“It makes no sense to me that we are the only species to drink another’s milk. The hormones within it are enough to make a calf grow into a big cow – we don’t need that in our bodies,” says SheerLuxe Wellness Panel member Natasha Corrett, Founder of Honestly Healthy.
No wonder the market for milk alternatives – or mylks – has boomed (by 155% in just two years), and you’re just as likely to see almond, soya and coconut blends sitting on display in your local supermarket as the semi-skimmed these days.
Perceived as healthier than cow’s milk, these alternatives can be poured over cereal and added to coffee just like the real stuff, but are they really as beneficial as we think?
Whether you’re lactose intolerant or simply want to follow the likes of Victoria Beckham and Jennifer Aniston in saying no to dairy, read on for our expert guide to the pros and cons of each option...
“While oat options contain significantly less protein than dairy or soya milks, they do include beta glucans, which have been found to help control cholesterol levels.” – Shona Wilkinson, Nutritionist
“One glass actually contains more calcium than a glass of cow’s milk, and there’s no saturated fat.” - Dr Marilyn Glenville, Nutritionist
“Because oat milk is made from a grain, it’s higher in carbohydrates, so may not be ideal if you’re trying to lose weight. Also, some oat milks can be sweetened with added sugar and contain other nasties so always read the label carefully.” – Dr Marilyn Glenville, Nutritionist

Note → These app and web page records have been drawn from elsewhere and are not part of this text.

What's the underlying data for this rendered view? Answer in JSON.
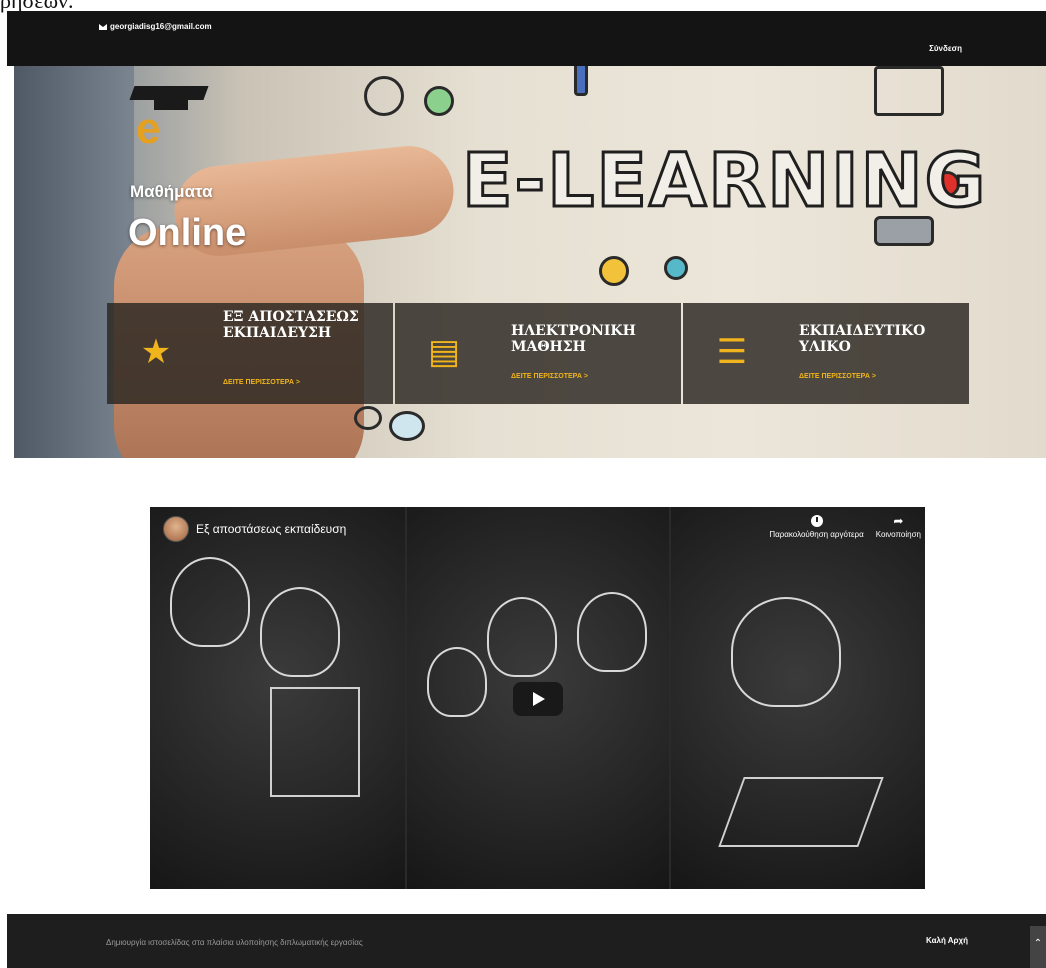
{
  "document_fragment": "ρήσεων.",
  "topbar": {
    "email": "georgiadisg16@gmail.com",
    "login": "Σύνδεση"
  },
  "hero": {
    "image_text": "E-LEARNING",
    "subtitle": "Μαθήματα",
    "headline": "Online",
    "cards": [
      {
        "title": "ΕΞ ΑΠΟΣΤΑΣΕΩΣ ΕΚΠΑΙΔΕΥΣΗ",
        "more": "ΔΕΙΤΕ ΠΕΡΙΣΣΟΤΕΡΑ >",
        "icon": "laurel-star-icon"
      },
      {
        "title": "ΗΛΕΚΤΡΟΝΙΚΗ ΜΑΘΗΣΗ",
        "more": "ΔΕΙΤΕ ΠΕΡΙΣΣΟΤΕΡΑ >",
        "icon": "open-book-icon"
      },
      {
        "title": "ΕΚΠΑΙΔΕΥΤΙΚΟ ΥΛΙΚΟ",
        "more": "ΔΕΙΤΕ ΠΕΡΙΣΣΟΤΕΡΑ >",
        "icon": "books-stack-icon"
      }
    ]
  },
  "video": {
    "title": "Εξ αποστάσεως εκπαίδευση",
    "watch_later": "Παρακολούθηση αργότερα",
    "share": "Κοινοποίηση"
  },
  "footer": {
    "credit": "Δημιουργία ιστοσελίδας στα πλαίσια υλοποίησης διπλωματικής εργασίας",
    "home": "Καλή Αρχή"
  },
  "colors": {
    "accent": "#f0b41c",
    "bar": "#141414",
    "footer": "#1e1e1e"
  }
}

“Be warned, most oat drinks aren’t suitable for those with gluten intolerance.” – Shona Wilkinson, Nutritionist
“This is my favourite option, as rice milk is mild and neutral in taste, making it great for baking.” Natasha Corrett, Founder of Honestly Healthy
“Rice drinks have a very low protein content and are usually made from white rather than wholegrain varieties, so are low in fibre too. This gives them a high glycaemic index, meaning their carbohydrates are quickly turned to sugar and absorbed into the blood, so I would not recommend using them as an everyday alternative.” Shona Wilkinson, Nutritionist
“One of the easiest to find in shops and cafés, soya options contain a similar amount of protein to dairy, with a good profile of amino acids.” Shona Wilkinson, Nutritionist
“Soya milk contains no cholesterol and is high in omega-3 fatty acids, plus one glass a day has been shown to reduce waist size by 1.25 inches after just four weeks.” – Dr Marilyn Glenville, Nutritionist
“There’s lots of disagreement on soya: some believe it may disrupt hormone levels, as it contains phytoestrogens – plant substances similar to the female hormone oestrogen.” – Shona Wilkinson, Nutritionist
“I try and stay away from soya, as it’s very hard to know whether the beans used are GM or not,” warns Natasha Corrett, Founder of Honestly Healthy
“With the exception of those with an allergy, almonds are usually well-tolerated and have a low glycaemic index, meaning they have a relatively small effect on your blood sugar.” Shona Wilkinson, Nutritionist
“As well as frothing brilliantly for cappuccinos or matcha lattes, and working well in alternative ice cream recipes, it contains all of the essential fats that our bodies need.” – Natasha Corrett, Founder of Honestly Healthy
“Because almonds only make up about 2% of the ingredients, nut milks contain little in the way of nutrients apart from added calcium and vitamins. The sweetened versions can contain quite a lot of sugar (it can even be the second ingredient after water), so always opt for unsweetened varieties.” – Shona Wilkinson, Nutritionist
"The biggest concern when picking out a nut milk is making sure it does not include additives or stabilisers and is not loaded with sugar, so be sure to always read the label," Lily Rogath and Meryl Zises, Imbibery founders and SL Wellness panelists
“Although coconut milk contains a high amount of saturated fat (over 90%, which is higher than butter), research suggests it can actually decrease bad cholesterol while increasing the good type. The medium chain fatty acids within coconut milk can also help prevent the abnormal blood clotting which leads to heart attacks and strokes.” – Dr Marilyn Glenville, Nutritionist
“Like most milk alternatives, coconut drinks contain less protein than dairy milk, and they may be sweetened – although the sugar content is usually relatively low.” – Shona Wilkinson, Nutritionist